YOUR INSTRUCTIONS:
A line belongs in the answer if it contains "Assimilation"; copy every such line from the entries below.

-.-.-

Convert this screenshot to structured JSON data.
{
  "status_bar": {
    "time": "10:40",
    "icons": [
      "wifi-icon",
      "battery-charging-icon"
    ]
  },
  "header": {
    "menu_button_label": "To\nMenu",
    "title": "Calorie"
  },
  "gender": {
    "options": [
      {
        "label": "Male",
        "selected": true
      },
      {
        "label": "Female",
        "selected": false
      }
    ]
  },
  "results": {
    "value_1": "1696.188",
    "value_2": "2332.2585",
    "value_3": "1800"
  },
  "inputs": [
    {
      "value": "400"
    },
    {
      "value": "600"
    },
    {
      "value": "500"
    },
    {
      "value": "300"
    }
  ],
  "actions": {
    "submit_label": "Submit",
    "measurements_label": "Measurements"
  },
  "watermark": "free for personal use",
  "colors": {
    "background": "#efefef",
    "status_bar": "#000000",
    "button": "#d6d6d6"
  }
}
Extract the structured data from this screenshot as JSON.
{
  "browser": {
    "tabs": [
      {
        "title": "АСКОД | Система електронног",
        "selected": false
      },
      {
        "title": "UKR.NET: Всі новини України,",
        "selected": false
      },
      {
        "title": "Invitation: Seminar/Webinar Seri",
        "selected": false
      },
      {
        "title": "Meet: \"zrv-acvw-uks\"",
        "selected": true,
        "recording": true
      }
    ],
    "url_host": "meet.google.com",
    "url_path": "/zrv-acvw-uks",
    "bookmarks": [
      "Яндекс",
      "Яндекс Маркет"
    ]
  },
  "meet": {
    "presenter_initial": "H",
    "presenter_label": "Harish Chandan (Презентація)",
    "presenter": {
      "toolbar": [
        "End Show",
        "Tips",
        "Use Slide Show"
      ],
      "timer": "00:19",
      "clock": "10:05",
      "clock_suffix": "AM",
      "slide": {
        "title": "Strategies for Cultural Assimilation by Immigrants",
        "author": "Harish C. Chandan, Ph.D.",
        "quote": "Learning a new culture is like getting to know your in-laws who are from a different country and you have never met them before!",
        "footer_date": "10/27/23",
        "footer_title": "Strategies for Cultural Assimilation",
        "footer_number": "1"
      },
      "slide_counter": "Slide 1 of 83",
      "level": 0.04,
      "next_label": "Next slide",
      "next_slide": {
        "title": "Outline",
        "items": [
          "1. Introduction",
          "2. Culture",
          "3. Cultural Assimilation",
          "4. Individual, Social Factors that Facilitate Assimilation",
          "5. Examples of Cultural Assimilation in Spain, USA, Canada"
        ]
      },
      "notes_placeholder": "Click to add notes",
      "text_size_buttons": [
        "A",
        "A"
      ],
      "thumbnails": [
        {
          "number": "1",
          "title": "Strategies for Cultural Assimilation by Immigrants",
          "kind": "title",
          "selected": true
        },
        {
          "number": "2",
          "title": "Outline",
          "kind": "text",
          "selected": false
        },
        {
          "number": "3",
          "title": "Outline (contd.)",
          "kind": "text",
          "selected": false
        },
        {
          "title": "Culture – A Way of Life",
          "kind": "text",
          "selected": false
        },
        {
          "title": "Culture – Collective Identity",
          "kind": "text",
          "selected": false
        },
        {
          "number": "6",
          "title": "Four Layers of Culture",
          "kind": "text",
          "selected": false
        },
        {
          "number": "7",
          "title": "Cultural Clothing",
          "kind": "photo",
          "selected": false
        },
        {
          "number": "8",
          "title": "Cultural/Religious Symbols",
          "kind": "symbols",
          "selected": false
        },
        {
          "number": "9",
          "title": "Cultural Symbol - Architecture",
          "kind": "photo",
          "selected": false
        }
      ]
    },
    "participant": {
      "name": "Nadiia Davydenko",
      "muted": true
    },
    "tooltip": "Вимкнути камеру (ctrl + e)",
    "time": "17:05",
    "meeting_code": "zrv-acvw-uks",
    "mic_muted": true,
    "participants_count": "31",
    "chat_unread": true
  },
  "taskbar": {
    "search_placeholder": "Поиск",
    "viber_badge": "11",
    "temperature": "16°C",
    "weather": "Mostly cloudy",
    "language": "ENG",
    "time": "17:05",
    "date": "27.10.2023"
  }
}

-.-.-

ANSWER SPACE:
        "title": "Strategies for Cultural Assimilation by Immigrants",
        "footer_title": "Strategies for Cultural Assimilation",
          "3. Cultural Assimilation",
          "4. Individual, Social Factors that Facilitate Assimilation",
          "5. Examples of Cultural Assimilation in Spain, USA, Canada"
          "title": "Strategies for Cultural Assimilation by Immigrants",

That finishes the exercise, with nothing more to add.